by George Orwell
Genre: dystopia, politics, philosophy, classic
The year 1984 has come and gone, but George Orwell’s prophetic, nightmarish vision in 1949 of the world we were becoming is timelier than ever. 1984 is still the great modern classic of “negative utopia” -a startlingly original and haunting novel that creates an imaginary world that is completely convincing, from the first sentence to the last four words. No one can deny the novel’s hold on the imaginations of whole generations, or the power of its admonitions -a power that seems to grow, not lessen, with the passage of time.
Orwell is a master. This book is not something you read lightly – it is such a cautionary tale and I’m mad at the entertainment industry for taking his concept of Big Brother and making a mediocre show out of it. What he has in mind is not something you make fun of. Big Brother is not a person but a concept, a multitude of eyes and minds constantly controlling you, observing and censuring your every move, every thought. From external control the concept slowly but surely upgrades to internal control that is subconscious in time. Isn’t this terrifying?
“War is peace.
Freedom is slavery.
Ignorance is strength.”

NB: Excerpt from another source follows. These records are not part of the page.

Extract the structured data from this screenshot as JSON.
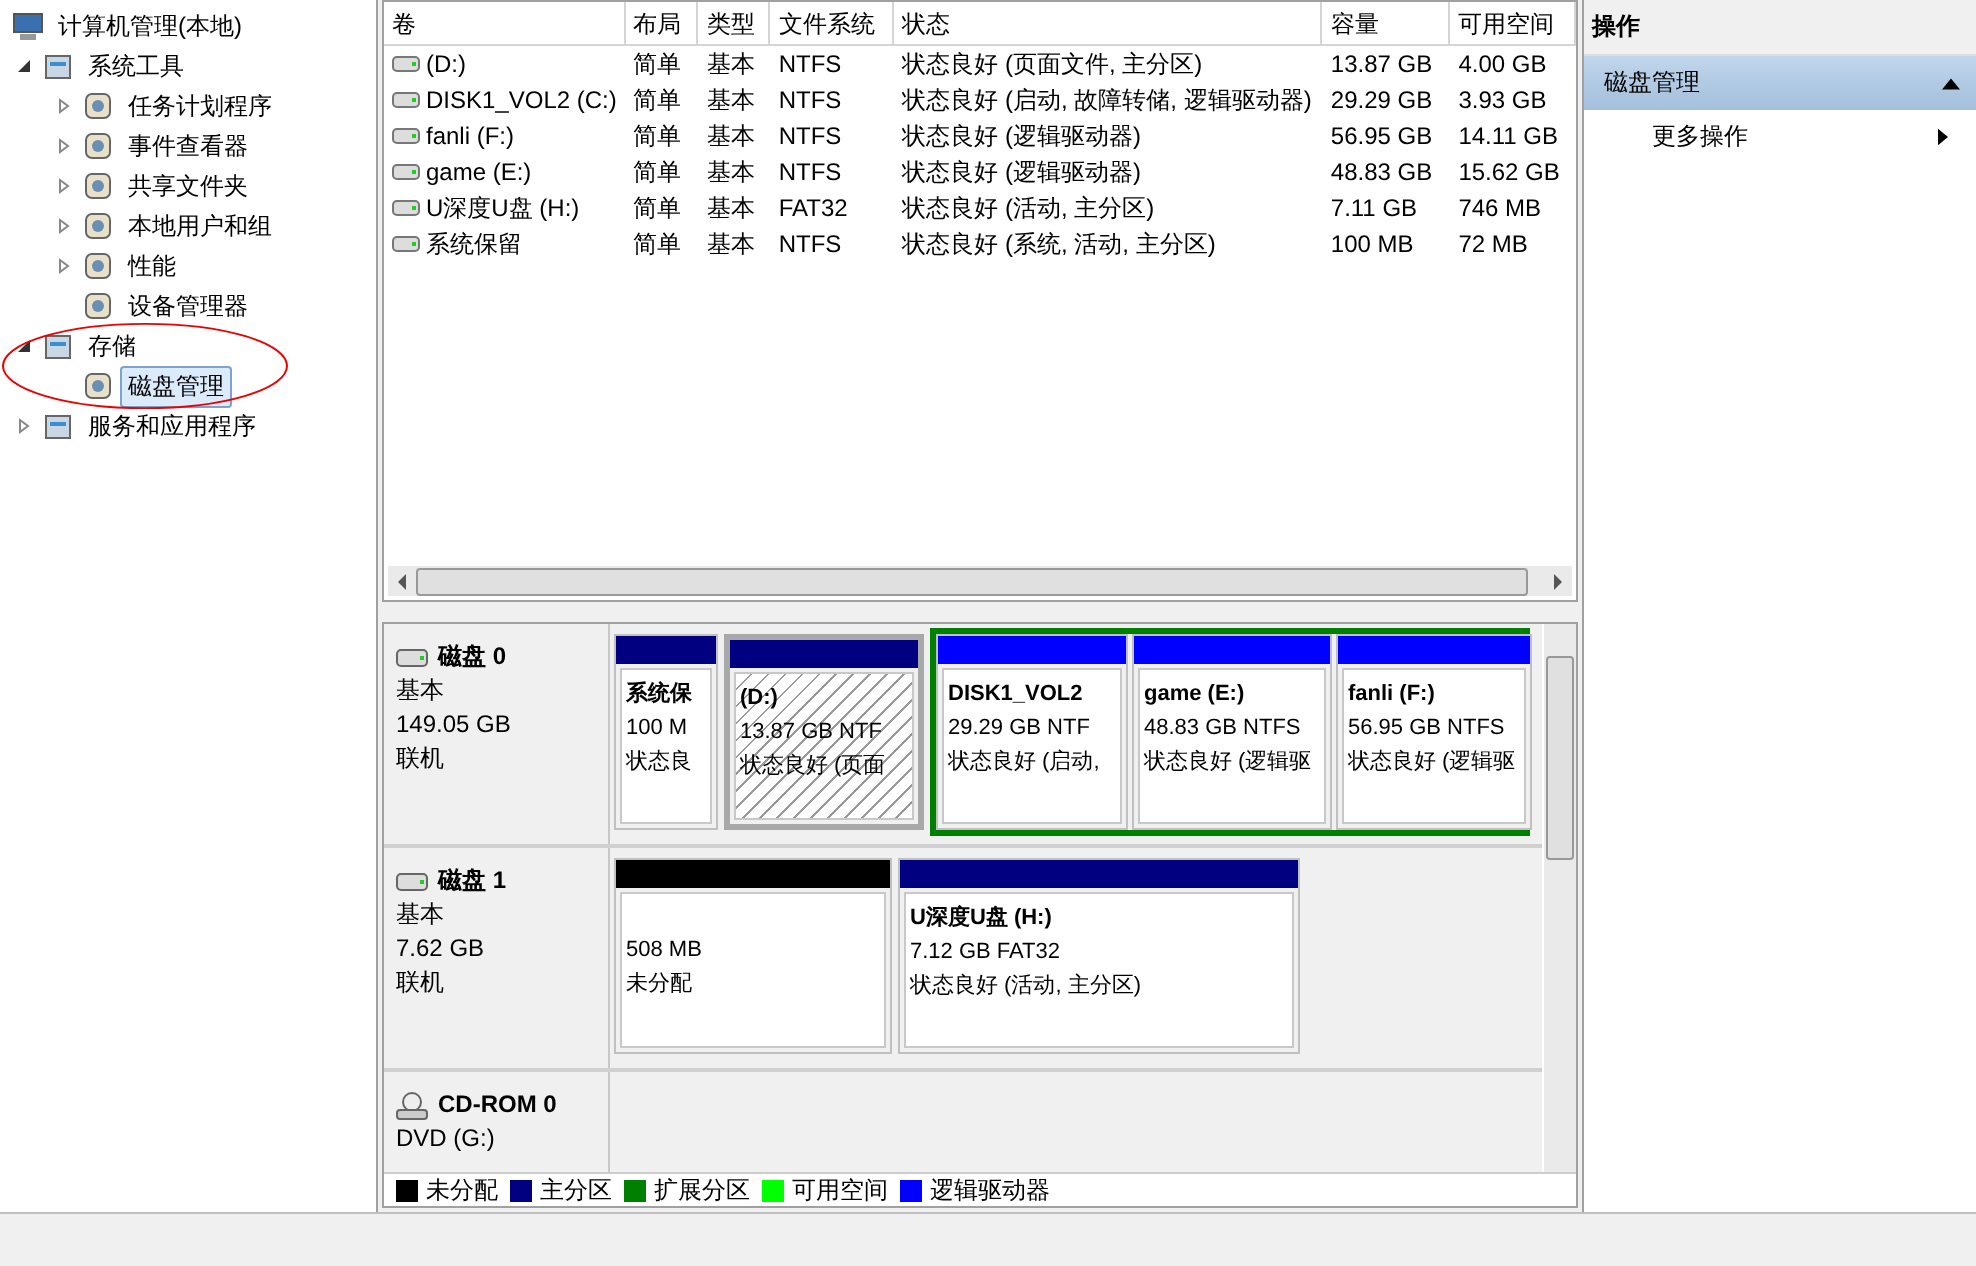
{
  "tree": {
    "label": "计算机管理(本地)",
    "children": [
      {
        "kind": "branch",
        "label": "系统工具",
        "expanded": true,
        "selected": false,
        "children": [
          {
            "kind": "branch",
            "label": "任务计划程序",
            "expanded": false,
            "selected": false
          },
          {
            "kind": "branch",
            "label": "事件查看器",
            "expanded": false,
            "selected": false
          },
          {
            "kind": "branch",
            "label": "共享文件夹",
            "expanded": false,
            "selected": false
          },
          {
            "kind": "branch",
            "label": "本地用户和组",
            "expanded": false,
            "selected": false
          },
          {
            "kind": "branch",
            "label": "性能",
            "expanded": false,
            "selected": false
          },
          {
            "kind": "leaf",
            "label": "设备管理器",
            "selected": false
          }
        ]
      },
      {
        "kind": "branch",
        "label": "存储",
        "expanded": true,
        "selected": false,
        "children": [
          {
            "kind": "leaf",
            "label": "磁盘管理",
            "selected": true
          }
        ]
      },
      {
        "kind": "branch",
        "label": "服务和应用程序",
        "expanded": false,
        "selected": false
      }
    ]
  },
  "volume_table": {
    "columns": [
      "卷",
      "布局",
      "类型",
      "文件系统",
      "状态",
      "容量",
      "可用空间"
    ],
    "rows": [
      [
        "(D:)",
        "简单",
        "基本",
        "NTFS",
        "状态良好 (页面文件, 主分区)",
        "13.87 GB",
        "4.00 GB"
      ],
      [
        "DISK1_VOL2 (C:)",
        "简单",
        "基本",
        "NTFS",
        "状态良好 (启动, 故障转储, 逻辑驱动器)",
        "29.29 GB",
        "3.93 GB"
      ],
      [
        "fanli (F:)",
        "简单",
        "基本",
        "NTFS",
        "状态良好 (逻辑驱动器)",
        "56.95 GB",
        "14.11 GB"
      ],
      [
        "game (E:)",
        "简单",
        "基本",
        "NTFS",
        "状态良好 (逻辑驱动器)",
        "48.83 GB",
        "15.62 GB"
      ],
      [
        "U深度U盘 (H:)",
        "简单",
        "基本",
        "FAT32",
        "状态良好 (活动, 主分区)",
        "7.11 GB",
        "746 MB"
      ],
      [
        "系统保留",
        "简单",
        "基本",
        "NTFS",
        "状态良好 (系统, 活动, 主分区)",
        "100 MB",
        "72 MB"
      ]
    ]
  },
  "disks": [
    {
      "kind": "disk",
      "name": "磁盘 0",
      "type": "基本",
      "size": "149.05 GB",
      "status": "联机",
      "partitions": [
        {
          "kind": "primary",
          "selected": false,
          "name": "系统保",
          "size": "100 M",
          "status": "状态良"
        },
        {
          "kind": "primary",
          "selected": true,
          "name": "(D:)",
          "size": "13.87 GB NTF",
          "status": "状态良好 (页面"
        },
        {
          "kind": "extended",
          "children": [
            {
              "kind": "logical",
              "selected": false,
              "name": "DISK1_VOL2",
              "size": "29.29 GB NTF",
              "status": "状态良好 (启动,"
            },
            {
              "kind": "logical",
              "selected": false,
              "name": "game   (E:)",
              "size": "48.83 GB NTFS",
              "status": "状态良好 (逻辑驱"
            },
            {
              "kind": "logical",
              "selected": false,
              "name": "fanli   (F:)",
              "size": "56.95 GB NTFS",
              "status": "状态良好 (逻辑驱"
            }
          ]
        }
      ]
    },
    {
      "kind": "disk",
      "name": "磁盘 1",
      "type": "基本",
      "size": "7.62 GB",
      "status": "联机",
      "partitions": [
        {
          "kind": "unallocated",
          "selected": false,
          "size": "508 MB",
          "status": "未分配"
        },
        {
          "kind": "primary",
          "selected": false,
          "name": "U深度U盘  (H:)",
          "size": "7.12 GB FAT32",
          "status": "状态良好 (活动, 主分区)"
        }
      ]
    },
    {
      "kind": "cdrom",
      "name": "CD-ROM 0",
      "type": "DVD (G:)"
    }
  ],
  "legend": [
    {
      "kind": "unallocated",
      "label": "未分配",
      "color": "#000000"
    },
    {
      "kind": "primary",
      "label": "主分区",
      "color": "#000080"
    },
    {
      "kind": "extended",
      "label": "扩展分区",
      "color": "#008000"
    },
    {
      "kind": "free",
      "label": "可用空间",
      "color": "#00ff00"
    },
    {
      "kind": "logical",
      "label": "逻辑驱动器",
      "color": "#0000ff"
    }
  ],
  "actions": {
    "title": "操作",
    "section": {
      "label": "磁盘管理",
      "expanded": true
    },
    "items": [
      "更多操作"
    ]
  }
}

1984 is a superb and chilling portrayal of a totalitarian world. Everything, and I mean everything, is controlled by the government. There are cogs in place in this bureaucracy for every human instinct – love, freedom, friendship. They grind you down until you go mad and embrace the tyranny wholeheartedly. There is no escape from the all-seeing eye of the government. If you believe for a moment that you are free, you are deceiving yourself. Children are used to spy on and betray parents. They are terrifying little monsters that are brainwashed form infancy to be completely loyal to the big idea of the state. No actual independent thought passes their minds since they are drunk on the power they now wield over parents and adults who used to control their behaviour or command them. Ugh… no please.
It was such a horror to read this book and to imagine being stuck in such a system. Of course, today’s world is almost as crazy as the one described here. Don’t believe me? Just watch a few good and reputable documentaries regarding the big industries – whether it is the sugar content in our food, the drugs you take, the censorship of the media, or anything else and you’ll see that freedom of speech, the right to know if what you’re eating may harm your health, is a damn fragile thing and under constant pressure from the big money. Deceptions abound; just think of the latest big case – the Volkswagen scandal. Thankfully, while our world may hush things up, eventually things come to light, even if it is too late for some people. In 1984 there is no escape and people who know the truth choose to embrace their privileges and leave the rest of humanity in the dust. So much for altruism and humanitarian impulses…
“Doublethink means the power of holding two contradictory beliefs in one’s mind simultaneously, and accepting both of them.”
History in particular is subject to continuous re-explanations in 1984, not that people haven’t tried with the Holocaust and Evolution in our societies. The suffering of Roma during the Nazi occupation of Europe was almost forgotten and only now we get to hear some of the horrendous accounts. 1984 explains in details why history is important, why facts and literacy matter. We follow the life of one bureaucrat in charge of editing history – in particular newspapers from the past. What eventually happens to him is just heartbreaking.